**About this exercise**:
Your answer must be a single number: how many lines of the data include "thumbs".

═════ Provided data ═════

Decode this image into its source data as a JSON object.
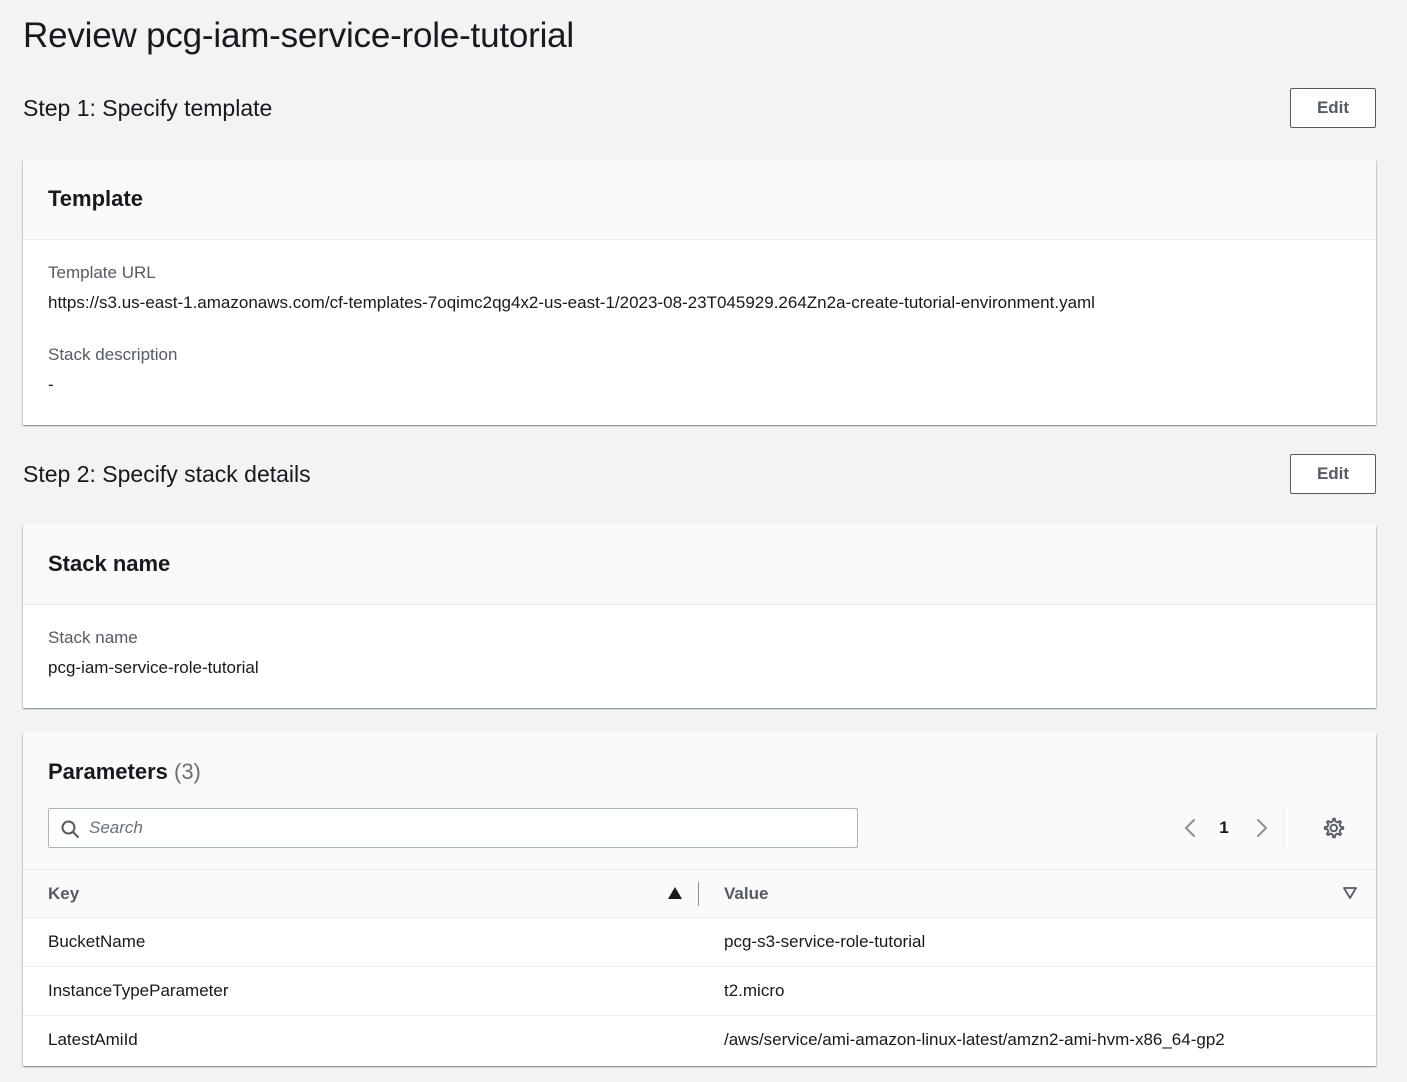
{
  "page_title": "Review pcg-iam-service-role-tutorial",
  "step1": {
    "title": "Step 1: Specify template",
    "edit_label": "Edit",
    "card_title": "Template",
    "template_url_label": "Template URL",
    "template_url_value": "https://s3.us-east-1.amazonaws.com/cf-templates-7oqimc2qg4x2-us-east-1/2023-08-23T045929.264Zn2a-create-tutorial-environment.yaml",
    "stack_description_label": "Stack description",
    "stack_description_value": "-"
  },
  "step2": {
    "title": "Step 2: Specify stack details",
    "edit_label": "Edit",
    "card_title": "Stack name",
    "stack_name_label": "Stack name",
    "stack_name_value": "pcg-iam-service-role-tutorial"
  },
  "parameters": {
    "title": "Parameters",
    "count": "(3)",
    "search_placeholder": "Search",
    "current_page": "1",
    "columns": {
      "key": "Key",
      "value": "Value"
    },
    "rows": [
      {
        "key": "BucketName",
        "value": "pcg-s3-service-role-tutorial"
      },
      {
        "key": "InstanceTypeParameter",
        "value": "t2.micro"
      },
      {
        "key": "LatestAmiId",
        "value": "/aws/service/ami-amazon-linux-latest/amzn2-ami-hvm-x86_64-gp2"
      }
    ]
  },
  "icons": {
    "search": "search-icon",
    "prev": "chevron-left-icon",
    "next": "chevron-right-icon",
    "settings": "gear-icon",
    "sort_asc": "sort-ascending-icon",
    "sort_desc": "sort-descending-icon"
  },
  "colors": {
    "background": "#f2f3f3",
    "card": "#ffffff",
    "card_header": "#fafafa",
    "text_primary": "#16191f",
    "text_secondary": "#545b64"
  }
}
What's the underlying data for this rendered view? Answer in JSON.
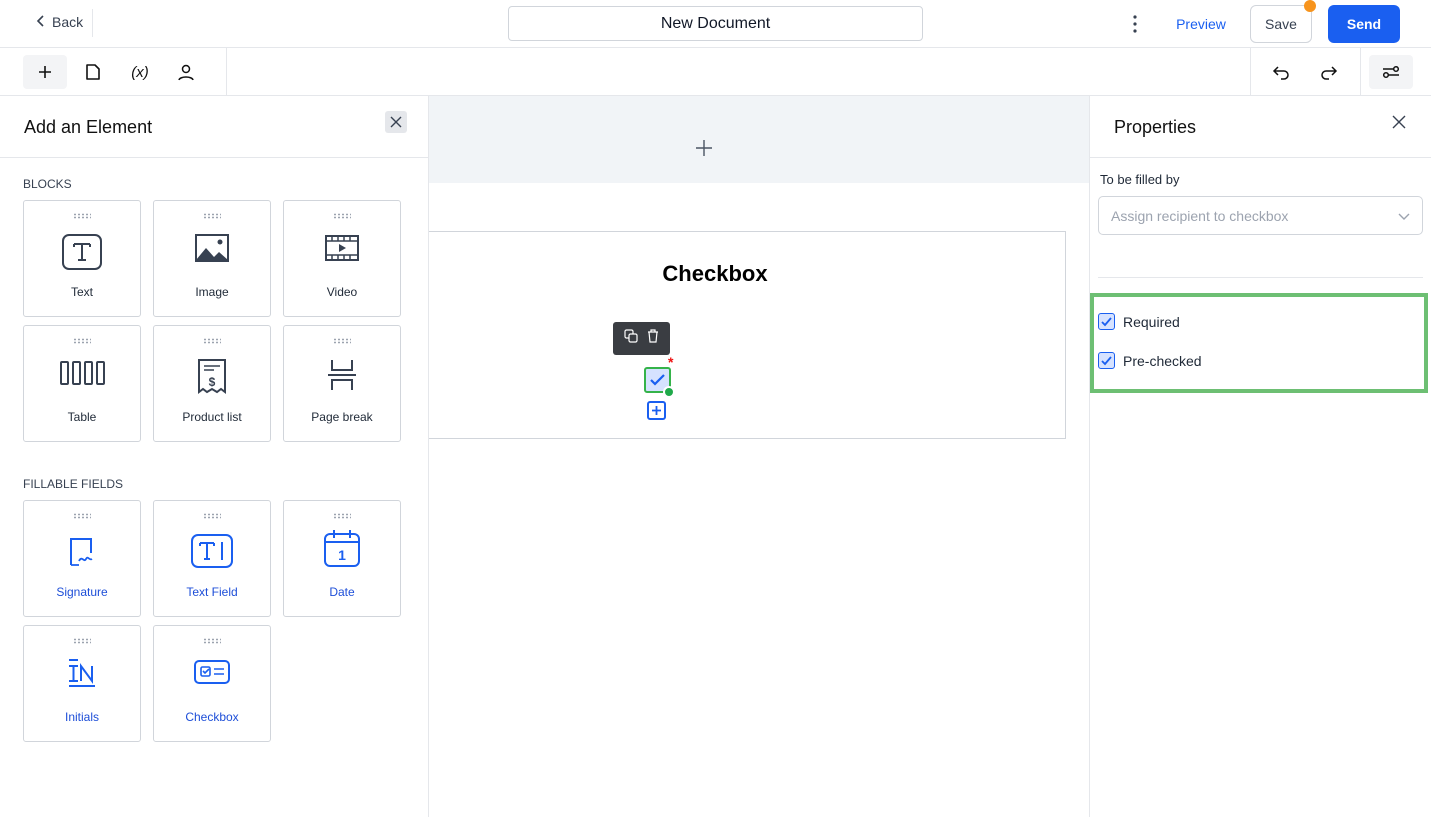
{
  "header": {
    "back_label": "Back",
    "document_title": "New Document",
    "preview_label": "Preview",
    "save_label": "Save",
    "send_label": "Send"
  },
  "colors": {
    "accent": "#1a5ff0",
    "unsaved_dot": "#f59e0b",
    "highlight": "#6dbf73"
  },
  "toolbar": {
    "left_icons": [
      "plus-icon",
      "document-icon",
      "variable-icon",
      "user-icon"
    ],
    "right_icons": [
      "undo-icon",
      "redo-icon",
      "settings-sliders-icon"
    ]
  },
  "left_panel": {
    "title": "Add an Element",
    "blocks_heading": "BLOCKS",
    "blocks": [
      {
        "label": "Text"
      },
      {
        "label": "Image"
      },
      {
        "label": "Video"
      },
      {
        "label": "Table"
      },
      {
        "label": "Product list"
      },
      {
        "label": "Page break"
      }
    ],
    "fillable_heading": "FILLABLE FIELDS",
    "fillable": [
      {
        "label": "Signature"
      },
      {
        "label": "Text Field"
      },
      {
        "label": "Date"
      },
      {
        "label": "Initials"
      },
      {
        "label": "Checkbox"
      }
    ]
  },
  "canvas": {
    "block_title": "Checkbox",
    "checkbox_checked": true,
    "required_marker": "*"
  },
  "properties": {
    "title": "Properties",
    "filled_by_label": "To be filled by",
    "recipient_placeholder": "Assign recipient to checkbox",
    "options": [
      {
        "label": "Required",
        "checked": true
      },
      {
        "label": "Pre-checked",
        "checked": true
      }
    ]
  }
}
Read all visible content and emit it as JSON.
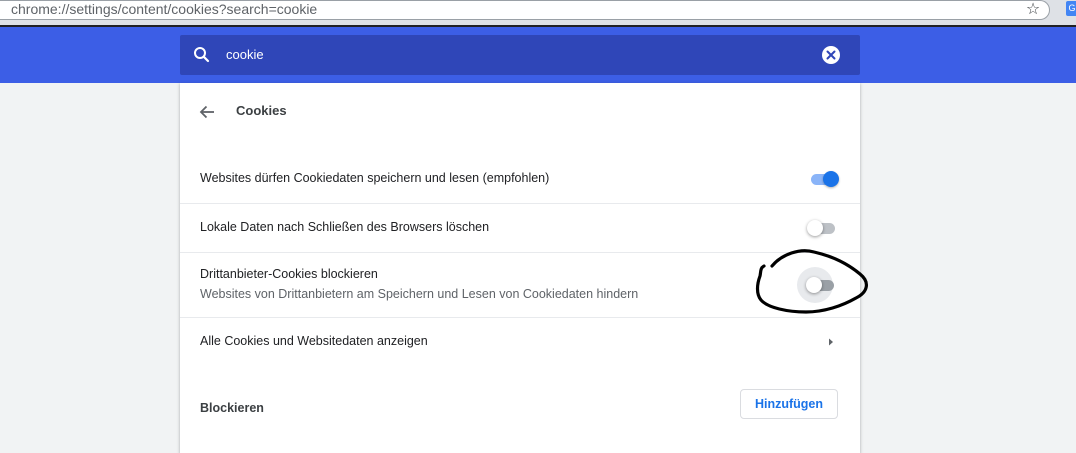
{
  "browser": {
    "url": "chrome://settings/content/cookies?search=cookie",
    "star_icon": "star-icon",
    "extension_icon_letter": "G"
  },
  "search": {
    "query": "cookie",
    "icon": "search-icon",
    "clear_icon": "clear-icon"
  },
  "subpage": {
    "title": "Cookies",
    "back_icon": "arrow-back-icon"
  },
  "settings": {
    "allow_cookies": {
      "label": "Websites dürfen Cookiedaten speichern und lesen (empfohlen)",
      "enabled": true
    },
    "clear_on_exit": {
      "label": "Lokale Daten nach Schließen des Browsers löschen",
      "enabled": false
    },
    "block_third_party": {
      "label": "Drittanbieter-Cookies blockieren",
      "sublabel": "Websites von Drittanbietern am Speichern und Lesen von Cookiedaten hindern",
      "enabled": false
    },
    "all_cookies": {
      "label": "Alle Cookies und Websitedaten anzeigen",
      "icon": "arrow-right-icon"
    },
    "block_section": {
      "label": "Blockieren",
      "add_button": "Hinzufügen"
    }
  },
  "colors": {
    "toolbar": "#3c5ee6",
    "searchbox": "#2f46b8",
    "toggle_on": "#1a73e8",
    "toggle_on_bar": "#8ab4f8",
    "toggle_off_bar": "#bdc1c6",
    "button_text": "#1a73e8"
  }
}
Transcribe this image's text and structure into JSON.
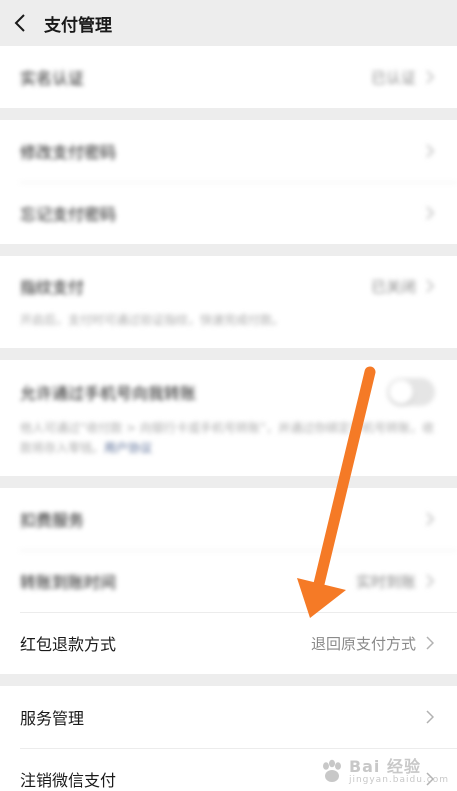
{
  "header": {
    "title": "支付管理"
  },
  "sections": [
    {
      "rows": [
        {
          "title": "实名认证",
          "value": "已认证"
        }
      ]
    },
    {
      "rows": [
        {
          "title": "修改支付密码"
        },
        {
          "title": "忘记支付密码"
        }
      ]
    },
    {
      "rows": [
        {
          "title": "指纹支付",
          "value": "已关闭",
          "desc": "开启后，支付时可通过验证指纹，快速完成付款。"
        }
      ]
    },
    {
      "rows": [
        {
          "title": "允许通过手机号向我转账",
          "toggle_on": false,
          "desc": "他人可通过“收付款 > 向银行卡或手机号转账”，并通过你绑定手机号转账，收款将存入零钱。",
          "link": "用户协议"
        }
      ]
    },
    {
      "rows": [
        {
          "title": "扣费服务"
        },
        {
          "title": "转账到账时间",
          "value": "实时到账"
        },
        {
          "title": "红包退款方式",
          "value": "退回原支付方式"
        }
      ]
    },
    {
      "rows": [
        {
          "title": "服务管理"
        },
        {
          "title": "注销微信支付"
        }
      ]
    }
  ],
  "annotation": {
    "arrow_color": "#f57a26"
  },
  "watermark": {
    "main": "Bai 经验",
    "sub": "jingyan.baidu.com"
  }
}
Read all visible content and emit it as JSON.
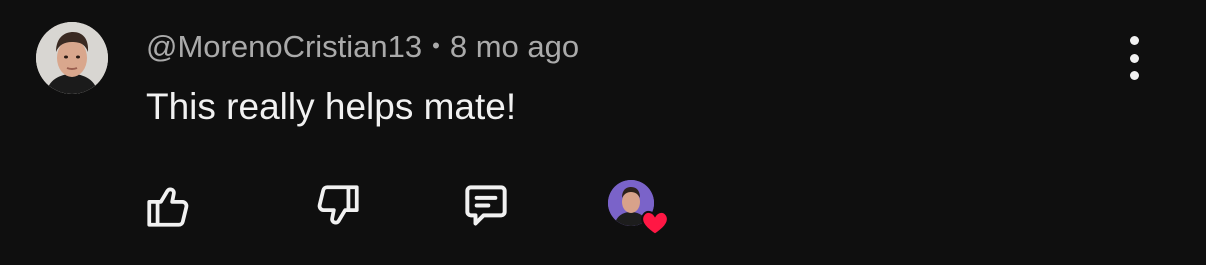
{
  "comment": {
    "author": "@MorenoCristian13",
    "separator": "•",
    "timestamp": "8 mo ago",
    "text": "This really helps mate!"
  },
  "actions": {
    "like_icon": "thumbs-up-icon",
    "dislike_icon": "thumbs-down-icon",
    "reply_icon": "comment-icon",
    "more_icon": "more-vertical-icon",
    "creator_heart_icon": "heart-icon"
  },
  "colors": {
    "background": "#0f0f0f",
    "text_primary": "#f1f1f1",
    "text_secondary": "#aaaaaa",
    "heart": "#ff1744",
    "creator_avatar_bg": "#7a63c9"
  }
}
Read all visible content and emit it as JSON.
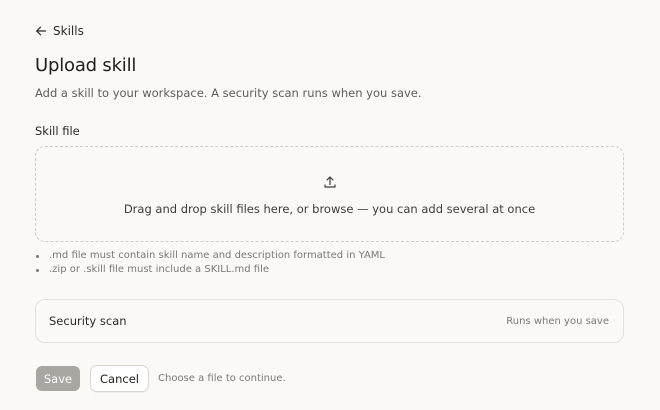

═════

**Solution for this task**:
2